Tokyo Game Show this year was packed to the rafters with all kinds of playable demos and games. However, due to dim lights, long queues and exceptionally loud press conferences going on all over each other in Japanese, I somehow found myself drifting towards my favorites—the indie developers, tucked away in a hall with the food and merchandise.
I didn’t play all 100 or so indie games on show, but here are just a few of my favorite mobile games I did have a go at.
Plug and Play
There’s not a lot of gameplay in Plug and Play, and in all truth it is just a little bit weird, but I guess that is mostly what attracted me to it. You simply click around pressing buttons and putting in plugs. The art style was pretty cute though and reminded me of Bill Plympton. It’s only about 10 minutes long so maybe not worth the $3 asking price, but it’s something nice to check out in any case.
Wonton Leap and Goat Punks
Studio Canvas had 2 games on display, and both of them were pretty fun and incredibly cute. In the first, Goat Punks, you play online as a goat scaling a mountain in order to beat down the other team: lightning or fire. Once you reach the top you can rain down bombs on your opponents to try and stop them toppling you. In the second, Wonton Leap, you sling shot across rooftops via the power of wonton soup. Both are coming soon to Android, but Goat Punks is already available at the App Store for just $0.99 and is well worth it.

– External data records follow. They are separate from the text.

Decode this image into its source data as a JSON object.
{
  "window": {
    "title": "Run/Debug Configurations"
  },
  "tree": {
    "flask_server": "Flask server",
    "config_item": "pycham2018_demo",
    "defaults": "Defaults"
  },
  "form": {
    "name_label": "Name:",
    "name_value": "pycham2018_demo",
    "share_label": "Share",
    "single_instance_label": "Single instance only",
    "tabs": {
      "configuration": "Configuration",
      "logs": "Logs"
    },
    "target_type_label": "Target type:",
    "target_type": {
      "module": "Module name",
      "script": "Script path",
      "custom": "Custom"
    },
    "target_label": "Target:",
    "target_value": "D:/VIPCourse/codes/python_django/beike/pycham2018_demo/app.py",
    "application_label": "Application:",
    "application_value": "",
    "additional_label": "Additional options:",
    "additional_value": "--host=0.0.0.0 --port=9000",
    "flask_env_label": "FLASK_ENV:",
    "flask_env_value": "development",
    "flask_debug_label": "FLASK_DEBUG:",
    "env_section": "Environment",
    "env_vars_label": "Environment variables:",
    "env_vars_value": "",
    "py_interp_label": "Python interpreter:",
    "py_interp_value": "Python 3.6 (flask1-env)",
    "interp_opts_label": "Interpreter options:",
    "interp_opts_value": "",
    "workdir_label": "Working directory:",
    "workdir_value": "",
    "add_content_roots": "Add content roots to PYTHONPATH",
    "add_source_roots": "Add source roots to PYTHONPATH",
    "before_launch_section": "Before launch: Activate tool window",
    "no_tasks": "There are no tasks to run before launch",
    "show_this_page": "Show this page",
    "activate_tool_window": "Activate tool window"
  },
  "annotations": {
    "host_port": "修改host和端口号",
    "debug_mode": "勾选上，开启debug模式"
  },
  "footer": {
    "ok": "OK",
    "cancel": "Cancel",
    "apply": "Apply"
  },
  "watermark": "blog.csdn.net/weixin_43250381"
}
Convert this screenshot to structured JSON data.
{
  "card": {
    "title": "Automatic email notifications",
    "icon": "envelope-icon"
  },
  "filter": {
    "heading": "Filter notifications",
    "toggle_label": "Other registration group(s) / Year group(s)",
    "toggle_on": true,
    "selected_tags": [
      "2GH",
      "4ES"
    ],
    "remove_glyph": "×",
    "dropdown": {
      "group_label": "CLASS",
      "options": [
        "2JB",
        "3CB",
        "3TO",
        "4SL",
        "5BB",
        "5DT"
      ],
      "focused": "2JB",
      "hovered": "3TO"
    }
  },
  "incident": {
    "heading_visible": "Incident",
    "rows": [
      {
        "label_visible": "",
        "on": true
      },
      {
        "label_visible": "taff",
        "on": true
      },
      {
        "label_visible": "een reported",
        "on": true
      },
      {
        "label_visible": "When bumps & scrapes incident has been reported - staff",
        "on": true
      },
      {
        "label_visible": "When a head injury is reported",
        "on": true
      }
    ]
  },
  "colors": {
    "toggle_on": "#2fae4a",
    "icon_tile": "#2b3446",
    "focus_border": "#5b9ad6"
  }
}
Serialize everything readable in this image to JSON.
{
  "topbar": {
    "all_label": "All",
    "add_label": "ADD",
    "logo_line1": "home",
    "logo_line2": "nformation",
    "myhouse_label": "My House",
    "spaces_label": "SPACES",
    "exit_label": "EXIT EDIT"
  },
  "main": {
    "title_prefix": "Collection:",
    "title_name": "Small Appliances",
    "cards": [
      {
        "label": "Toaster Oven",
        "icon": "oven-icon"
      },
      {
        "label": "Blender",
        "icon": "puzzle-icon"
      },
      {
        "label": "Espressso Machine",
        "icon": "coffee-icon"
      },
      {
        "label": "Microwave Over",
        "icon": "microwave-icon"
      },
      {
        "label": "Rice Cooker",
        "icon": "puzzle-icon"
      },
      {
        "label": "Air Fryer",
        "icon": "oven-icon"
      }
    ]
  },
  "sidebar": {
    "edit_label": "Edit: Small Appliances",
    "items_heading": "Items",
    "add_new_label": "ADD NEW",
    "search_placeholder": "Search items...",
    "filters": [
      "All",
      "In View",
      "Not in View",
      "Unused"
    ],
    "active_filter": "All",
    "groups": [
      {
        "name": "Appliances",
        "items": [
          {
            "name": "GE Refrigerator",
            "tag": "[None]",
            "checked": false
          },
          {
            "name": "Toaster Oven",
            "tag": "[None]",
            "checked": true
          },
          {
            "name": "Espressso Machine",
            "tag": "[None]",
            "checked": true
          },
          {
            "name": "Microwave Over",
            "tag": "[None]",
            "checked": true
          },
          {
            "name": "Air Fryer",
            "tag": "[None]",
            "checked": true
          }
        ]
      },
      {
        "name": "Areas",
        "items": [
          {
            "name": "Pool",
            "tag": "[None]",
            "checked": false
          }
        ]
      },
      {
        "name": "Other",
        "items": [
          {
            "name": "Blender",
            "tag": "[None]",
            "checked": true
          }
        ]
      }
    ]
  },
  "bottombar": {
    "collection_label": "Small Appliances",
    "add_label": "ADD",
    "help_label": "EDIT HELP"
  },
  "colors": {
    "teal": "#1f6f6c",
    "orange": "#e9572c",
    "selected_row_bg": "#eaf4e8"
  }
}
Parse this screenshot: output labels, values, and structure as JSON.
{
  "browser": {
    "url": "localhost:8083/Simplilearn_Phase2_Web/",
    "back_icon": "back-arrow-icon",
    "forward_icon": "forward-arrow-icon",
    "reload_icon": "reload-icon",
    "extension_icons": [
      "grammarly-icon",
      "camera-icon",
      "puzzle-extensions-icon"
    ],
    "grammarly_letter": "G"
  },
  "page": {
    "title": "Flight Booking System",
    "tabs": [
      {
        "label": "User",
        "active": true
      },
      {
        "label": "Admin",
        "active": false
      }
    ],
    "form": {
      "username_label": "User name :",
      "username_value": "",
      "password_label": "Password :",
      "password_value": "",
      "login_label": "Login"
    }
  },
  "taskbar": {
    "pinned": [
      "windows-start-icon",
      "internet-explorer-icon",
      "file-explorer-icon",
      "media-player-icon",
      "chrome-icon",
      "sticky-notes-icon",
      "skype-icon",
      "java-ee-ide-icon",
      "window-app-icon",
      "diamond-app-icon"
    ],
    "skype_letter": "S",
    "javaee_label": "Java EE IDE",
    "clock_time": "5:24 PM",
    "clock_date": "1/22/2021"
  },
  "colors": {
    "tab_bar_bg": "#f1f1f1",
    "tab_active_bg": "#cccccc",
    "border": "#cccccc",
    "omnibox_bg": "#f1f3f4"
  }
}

Mole Rangers is a cute and typical mobile game. It plays out much like Whack-a-mole except with chaining bonuses for whacking moles of the same color. You need to whack a rainbow mole in order to change your color without losing bonuses, making this game harder to play than you might think. There are bonus rounds for completing levels making it thoroughly satisfying. Mole Rangers is currently free to play so download and see for yourself.
Lost in Harmony
My final pick is from the creator of games such as Valiant Hearts, Beyond Good and Evil, Assassin’s Creed and Rayman Raving Rabids, Yoan Fanise so you KNOW it’s good. You play as Kaito, skating through various places while at the same time making music. It can get quite complicated at times trying to work out precise moves and jumps while hitting the perfect notes, but the pay off is incredible fusing music and game in a way very rarely seen.
What do you think of the indie mobile games at TGS 2015?